ST : There’s a Board, a screening & interview process, we have meeting after meeting, collectively talking through each application, going over each applicant. And each Board member brings a different value system to the table as well. Some are invested in the growth & establishment of SMT in the arts community, & then others are more interested in the social, intentional community building aspect of it. Who is involved, how can we make it inclusive, etc. The questions become bigger & harder each year. This year we are trying to address things that came up last year. If we have 5 young people, all fresh out of University, & 4 of them are already supported by an institution, & 2 of them already have insanely prosperous arts practices, but 1 of them isn’t supported at all & might actually benefit enormously from this experience in a way they have no access to currently, then that’s the person we might choose. It depends on the conversation, but those are the factors that come in to the dialogue.
MM : If you have a place in which to be totally vulnerable, fully seen, and accepted for what you do, it’s a lot easier to go back out into the brutal spheres of the art world, the film festival circuit, your day job, et al and feel a lot more comfortable with the possibilities of failure and success…. SMT is like a woman with a really strong personality—she repels some people, she seduces others, she waxes and wanes with her own shifting moods…. So not everyone fits into our ethic or our social vibe. We do make great strides to make people feel accepted and welcome into a community where there is a lot of pre-existing intimacy and a developed language of a micro-culture. Moving forward, I'm particularly interested in seeking new ways to curate/integrate the social and theoretical concepts we discover back into the culture at large; I'm interested in seeing how art and film history are affected by the creative collisions that occur because of the SMT think tank.
AF : Curating our summer sessions is one of the biggest joys of SMT. How do we curate it? Well, its quite easy to say how we curate our residents. There are 3 factors: 1) past accomplishments as artist and thinker 2) how well do you fit in with our mission statement and session 3) are you comfortable with collective living? Curating the structure of a session is much more involved task. The seed of this curation is the artistic seed of each summer. That moment, in the year, when you sit in a coffee a shop, and you daydream off, and think “what if.” That is the seed. For me, last year, I dreamed, “what if we all had only 1 text…what if it was only one book we could work with and we delved SUPER deep, and we formed a whole community where we all were reading each other’s books and getting excited about each other’s ideas?” The curation is about thinking about what is the best environment to nourish this idea seed --- How would each day need to look? Each morning? Each afternoon? What sorts of workshops should we have? What sorts of project goals should we set? All these questions, all these logistics become a pleasure to work with.
MW : It was a chain of attractions and chance affinities that have become elaborated and interwoven in the years since. And as we've all move into new territories, we come in contact with people who thrill us with their smarts and sensitivity and we invite them to apply. There are no guarantees to our application process. Often our friends apply and we feel we can't just populate SMT with our friends, and have to prioritize bringing in fresh influences. And then they become our friends, and the problem continues. Maybe that's how we'll grow.
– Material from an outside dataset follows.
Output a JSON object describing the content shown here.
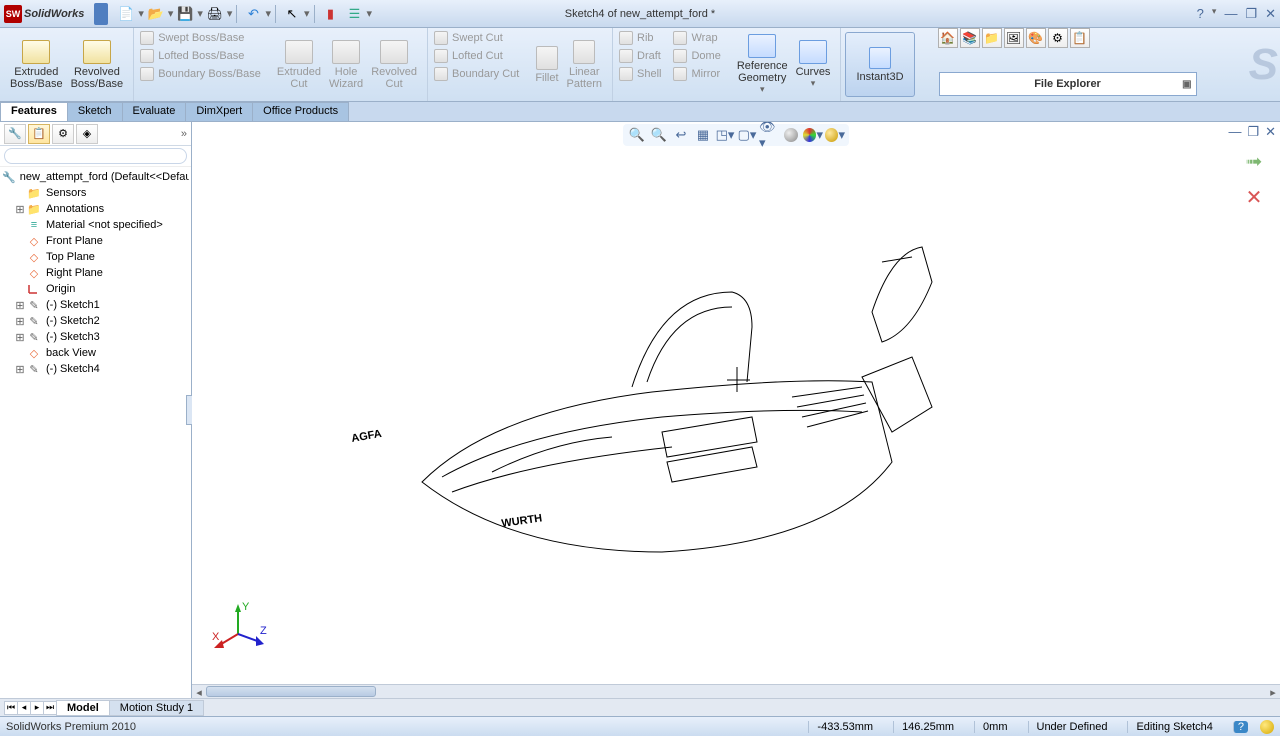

Thou Wast Mild & Lovely (2014 --- dir. Josephine Decker, starring Sophie Traub)